■ **WORK INSTRUCTION**
Which lines in the records below contain the word "attachment"? Return each of them.
※ ※ ※
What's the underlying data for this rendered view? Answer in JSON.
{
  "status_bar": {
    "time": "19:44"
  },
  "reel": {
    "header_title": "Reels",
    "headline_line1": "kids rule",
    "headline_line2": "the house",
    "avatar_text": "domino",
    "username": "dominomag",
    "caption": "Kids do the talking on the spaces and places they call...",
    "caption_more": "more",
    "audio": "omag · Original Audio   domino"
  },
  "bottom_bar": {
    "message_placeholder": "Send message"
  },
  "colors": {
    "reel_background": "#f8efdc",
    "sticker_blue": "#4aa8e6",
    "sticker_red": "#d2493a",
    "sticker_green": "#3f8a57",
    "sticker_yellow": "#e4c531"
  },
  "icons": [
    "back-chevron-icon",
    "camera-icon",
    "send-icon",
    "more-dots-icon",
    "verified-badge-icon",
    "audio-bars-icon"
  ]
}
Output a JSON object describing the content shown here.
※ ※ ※
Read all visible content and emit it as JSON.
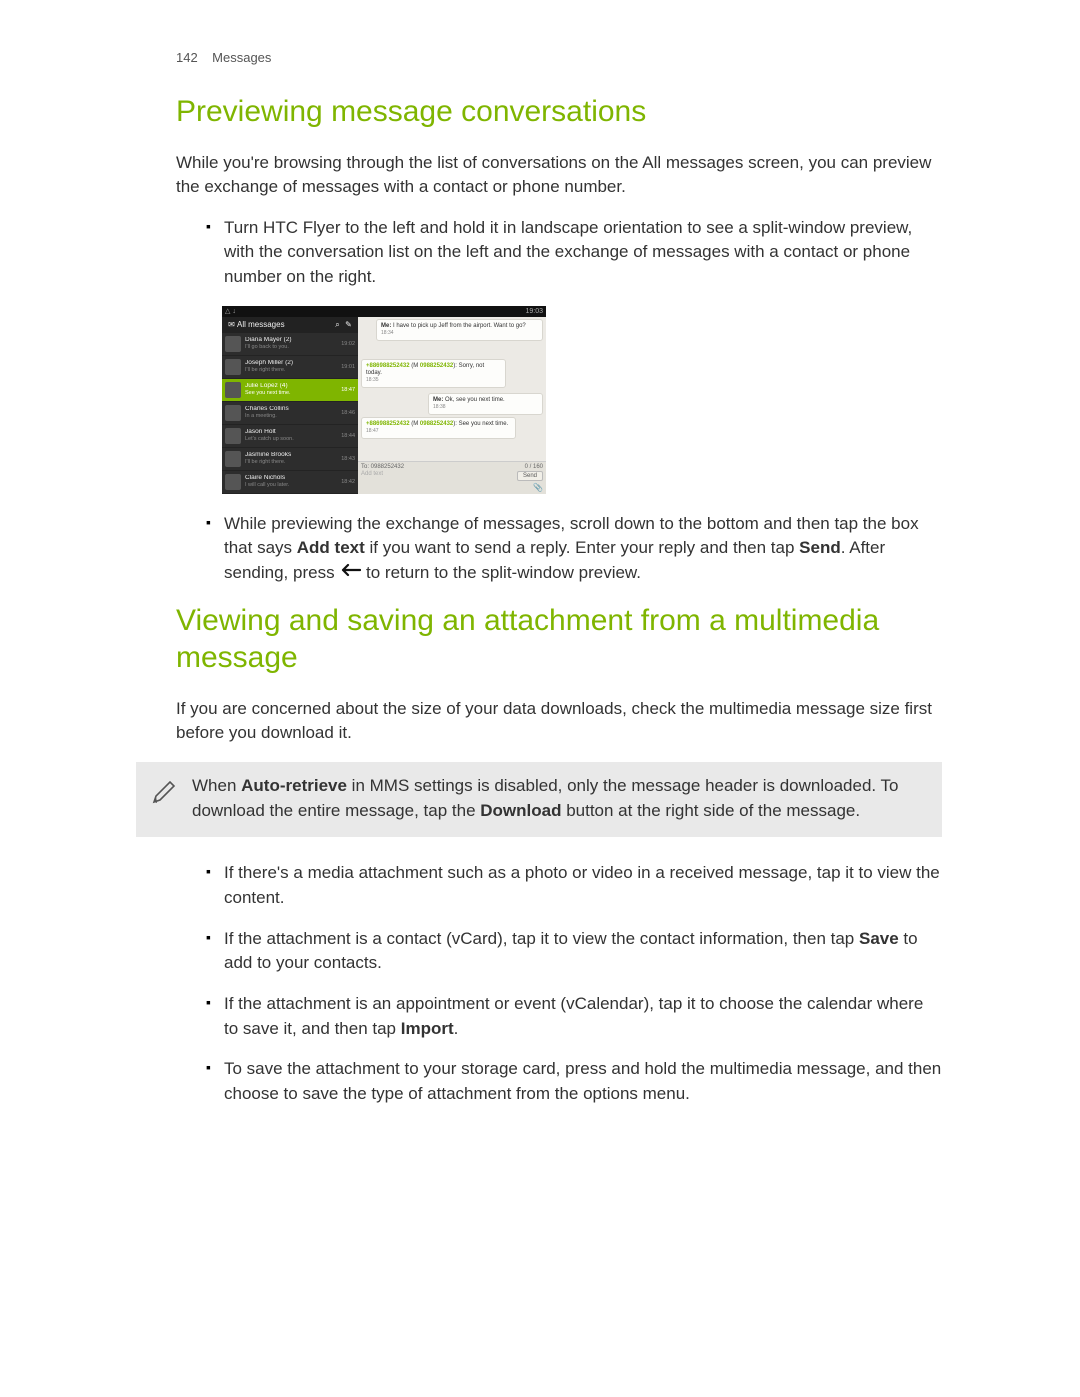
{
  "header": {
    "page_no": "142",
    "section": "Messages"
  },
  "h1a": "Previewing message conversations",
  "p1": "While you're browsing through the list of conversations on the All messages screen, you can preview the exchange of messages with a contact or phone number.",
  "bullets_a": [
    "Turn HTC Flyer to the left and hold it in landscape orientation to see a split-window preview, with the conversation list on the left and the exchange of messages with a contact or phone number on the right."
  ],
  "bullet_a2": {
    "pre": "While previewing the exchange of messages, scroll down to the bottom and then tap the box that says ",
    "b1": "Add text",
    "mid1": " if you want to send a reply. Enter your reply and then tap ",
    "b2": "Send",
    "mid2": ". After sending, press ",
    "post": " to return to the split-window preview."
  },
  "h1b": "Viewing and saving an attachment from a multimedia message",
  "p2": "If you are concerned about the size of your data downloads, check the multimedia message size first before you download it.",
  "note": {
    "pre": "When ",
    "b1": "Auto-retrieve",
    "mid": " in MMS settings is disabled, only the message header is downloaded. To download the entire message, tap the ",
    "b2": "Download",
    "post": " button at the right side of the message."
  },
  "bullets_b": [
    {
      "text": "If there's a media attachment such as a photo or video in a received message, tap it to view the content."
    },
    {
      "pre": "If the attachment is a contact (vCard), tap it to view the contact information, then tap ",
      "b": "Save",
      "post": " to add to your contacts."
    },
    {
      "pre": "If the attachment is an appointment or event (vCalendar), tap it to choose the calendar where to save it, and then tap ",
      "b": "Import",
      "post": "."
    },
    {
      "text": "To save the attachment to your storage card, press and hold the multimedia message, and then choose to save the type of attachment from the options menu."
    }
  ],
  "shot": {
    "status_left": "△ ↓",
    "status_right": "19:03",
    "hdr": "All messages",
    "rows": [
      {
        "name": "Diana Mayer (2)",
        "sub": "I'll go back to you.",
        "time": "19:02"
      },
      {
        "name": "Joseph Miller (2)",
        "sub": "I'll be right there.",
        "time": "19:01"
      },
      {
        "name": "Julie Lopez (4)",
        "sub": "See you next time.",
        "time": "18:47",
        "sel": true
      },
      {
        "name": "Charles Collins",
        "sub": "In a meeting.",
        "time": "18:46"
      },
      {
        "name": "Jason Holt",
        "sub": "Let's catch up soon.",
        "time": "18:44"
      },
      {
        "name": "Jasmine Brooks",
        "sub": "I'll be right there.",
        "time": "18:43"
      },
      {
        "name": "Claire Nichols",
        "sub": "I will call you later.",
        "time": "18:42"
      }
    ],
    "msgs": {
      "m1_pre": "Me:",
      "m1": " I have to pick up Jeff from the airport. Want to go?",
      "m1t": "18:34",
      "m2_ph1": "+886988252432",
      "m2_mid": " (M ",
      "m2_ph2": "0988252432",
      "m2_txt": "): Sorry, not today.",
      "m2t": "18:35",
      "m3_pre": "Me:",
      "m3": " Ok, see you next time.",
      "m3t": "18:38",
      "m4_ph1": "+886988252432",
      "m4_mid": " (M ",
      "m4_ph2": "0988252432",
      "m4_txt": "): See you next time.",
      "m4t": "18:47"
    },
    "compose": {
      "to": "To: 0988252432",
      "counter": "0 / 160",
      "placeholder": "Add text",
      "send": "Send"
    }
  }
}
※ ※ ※
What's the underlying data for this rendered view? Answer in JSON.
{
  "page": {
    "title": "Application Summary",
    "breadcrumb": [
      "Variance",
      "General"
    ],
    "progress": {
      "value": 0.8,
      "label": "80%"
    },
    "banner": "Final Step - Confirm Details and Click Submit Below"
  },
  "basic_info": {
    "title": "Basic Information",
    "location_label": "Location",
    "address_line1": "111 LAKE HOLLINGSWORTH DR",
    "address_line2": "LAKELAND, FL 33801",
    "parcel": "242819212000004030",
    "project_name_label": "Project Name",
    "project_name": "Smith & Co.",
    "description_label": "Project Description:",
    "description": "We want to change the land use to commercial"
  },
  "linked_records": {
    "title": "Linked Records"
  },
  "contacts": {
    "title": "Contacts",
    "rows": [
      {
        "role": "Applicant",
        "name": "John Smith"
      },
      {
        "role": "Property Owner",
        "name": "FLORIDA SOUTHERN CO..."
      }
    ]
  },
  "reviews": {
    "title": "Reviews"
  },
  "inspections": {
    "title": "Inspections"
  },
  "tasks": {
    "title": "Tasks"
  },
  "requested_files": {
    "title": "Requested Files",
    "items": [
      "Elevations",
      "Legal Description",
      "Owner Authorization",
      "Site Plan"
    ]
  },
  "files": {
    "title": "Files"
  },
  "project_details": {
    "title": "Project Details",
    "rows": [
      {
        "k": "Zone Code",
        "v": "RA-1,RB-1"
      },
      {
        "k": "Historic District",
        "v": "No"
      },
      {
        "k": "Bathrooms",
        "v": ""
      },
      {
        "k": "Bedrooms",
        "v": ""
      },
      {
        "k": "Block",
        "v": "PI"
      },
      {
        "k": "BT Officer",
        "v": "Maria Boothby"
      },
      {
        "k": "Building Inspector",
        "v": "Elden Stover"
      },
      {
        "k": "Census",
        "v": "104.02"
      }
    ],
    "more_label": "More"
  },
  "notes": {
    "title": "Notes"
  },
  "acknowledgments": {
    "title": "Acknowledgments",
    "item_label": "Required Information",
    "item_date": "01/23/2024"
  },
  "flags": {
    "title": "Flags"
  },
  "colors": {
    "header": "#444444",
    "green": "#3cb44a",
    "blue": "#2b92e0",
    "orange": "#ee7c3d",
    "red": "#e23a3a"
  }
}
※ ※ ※
■ **OUTPUT OF THE EXERCISE**
  "h1b": "Viewing and saving an attachment from a multimedia message",
      "text": "If there's a media attachment such as a photo or video in a received message, tap it to view the content."
      "pre": "If the attachment is a contact (vCard), tap it to view the contact information, then tap ",
      "pre": "If the attachment is an appointment or event (vCalendar), tap it to choose the calendar where to save it, and then tap ",
      "text": "To save the attachment to your storage card, press and hold the multimedia message, and then choose to save the type of attachment from the options menu."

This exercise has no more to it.